The History of Sheepdog Trials
In the latter part of the 19th century, the best working collies could be found in the border counties between Scotland and England, hence, the name ‘Border Collie’ is used today. Though they are called sheep dogs, these dogs are also used to herd cattle, turkeys and pigs. Border Collies are prized for their skills in gathering, driving, penning, singling and shedding (separating out particular sheep from the flock). They exhibit what is known as ‘eye’, the ability to hold and control sheep with only the force of their firmly planted feet and fixed stare.
In October of 1873, in a field near Bala, Wales, shepherds met for the first time to test their skills and determine individual superiority among their collies. This was the first sheep dog trial. This same trial has been running for nearly 125 years. Since the beginning, these trials have spread to every major sheep producing country of the world. In the United Kingdom alone, there are over 400 trials a year. Since 1922, national trials have been run each year in Wales, Scotland and England, with the twelve highest scoring dogs from each country competing in the International trial. In 1967, Ireland took part in the competition for the first time. There is also a BBC television program called ‘One Man and His Dog’ that is viewed by over a million people.
The first recorded sheep dog trial in the U.S. was part of Philadelphia’s centennial year celebration in 1880. Apparently, this trial was an isolated event because when 1,500 people gathered in Bennington, Vermont on August 16, 1928 to witness a competition between 7 dogs, it was referred to as “the first sheep dog trial held in the U.S.”
Our country’s vastness requires competitors to travel great distances, therefore, trialing in the U.S. has grown slowly. The sport of trialing evolved from the agricultural roots much as the sport of rodeo in North America. The purpose of a sheep dog trial is to test and demonstrate the dog and handler’s ability to move sheep over a prescribed course made up of practical obstacles found in everyday work.
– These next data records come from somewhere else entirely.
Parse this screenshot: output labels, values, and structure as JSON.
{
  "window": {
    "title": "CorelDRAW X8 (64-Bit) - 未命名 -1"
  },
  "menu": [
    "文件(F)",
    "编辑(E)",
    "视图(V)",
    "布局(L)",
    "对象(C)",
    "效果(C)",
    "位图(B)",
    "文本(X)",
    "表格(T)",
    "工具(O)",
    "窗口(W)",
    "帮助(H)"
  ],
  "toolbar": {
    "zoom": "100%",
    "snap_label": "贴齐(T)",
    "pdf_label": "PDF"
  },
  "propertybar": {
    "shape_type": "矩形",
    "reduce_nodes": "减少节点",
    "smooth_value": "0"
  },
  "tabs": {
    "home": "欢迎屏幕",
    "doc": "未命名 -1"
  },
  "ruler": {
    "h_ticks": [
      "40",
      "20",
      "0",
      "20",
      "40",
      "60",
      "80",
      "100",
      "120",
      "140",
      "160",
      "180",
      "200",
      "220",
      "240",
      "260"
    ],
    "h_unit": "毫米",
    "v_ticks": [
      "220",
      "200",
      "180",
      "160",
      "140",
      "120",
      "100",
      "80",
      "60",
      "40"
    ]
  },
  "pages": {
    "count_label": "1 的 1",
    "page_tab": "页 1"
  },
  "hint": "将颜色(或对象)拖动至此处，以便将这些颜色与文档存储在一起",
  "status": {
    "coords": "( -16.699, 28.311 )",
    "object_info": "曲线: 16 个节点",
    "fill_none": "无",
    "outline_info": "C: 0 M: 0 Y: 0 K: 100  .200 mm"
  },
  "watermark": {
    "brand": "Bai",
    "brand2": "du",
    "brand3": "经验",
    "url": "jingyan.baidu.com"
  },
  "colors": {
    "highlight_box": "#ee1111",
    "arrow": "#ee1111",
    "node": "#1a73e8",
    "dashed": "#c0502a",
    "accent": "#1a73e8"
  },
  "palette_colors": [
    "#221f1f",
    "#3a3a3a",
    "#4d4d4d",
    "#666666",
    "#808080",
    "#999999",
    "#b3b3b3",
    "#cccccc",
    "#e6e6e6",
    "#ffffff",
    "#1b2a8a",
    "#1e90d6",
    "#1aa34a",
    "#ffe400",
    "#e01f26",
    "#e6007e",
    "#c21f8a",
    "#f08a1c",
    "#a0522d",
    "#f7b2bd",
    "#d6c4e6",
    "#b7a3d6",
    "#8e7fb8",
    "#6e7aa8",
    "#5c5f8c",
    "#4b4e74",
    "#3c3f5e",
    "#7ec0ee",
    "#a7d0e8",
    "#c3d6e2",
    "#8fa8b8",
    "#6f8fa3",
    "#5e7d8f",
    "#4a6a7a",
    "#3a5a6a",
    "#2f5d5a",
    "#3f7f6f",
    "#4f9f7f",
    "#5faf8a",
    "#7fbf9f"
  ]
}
In the book, ‘Sheepdogs: My Faithful Friends’ by Eric Halsall, he writes about watching a sheep dog work: “It is magic of the hills which few people other than shepherds and farmers are privileged to see, though thousands of town and city dwellers now thrill to the cleverness of the collie dog at sheep dog trials.”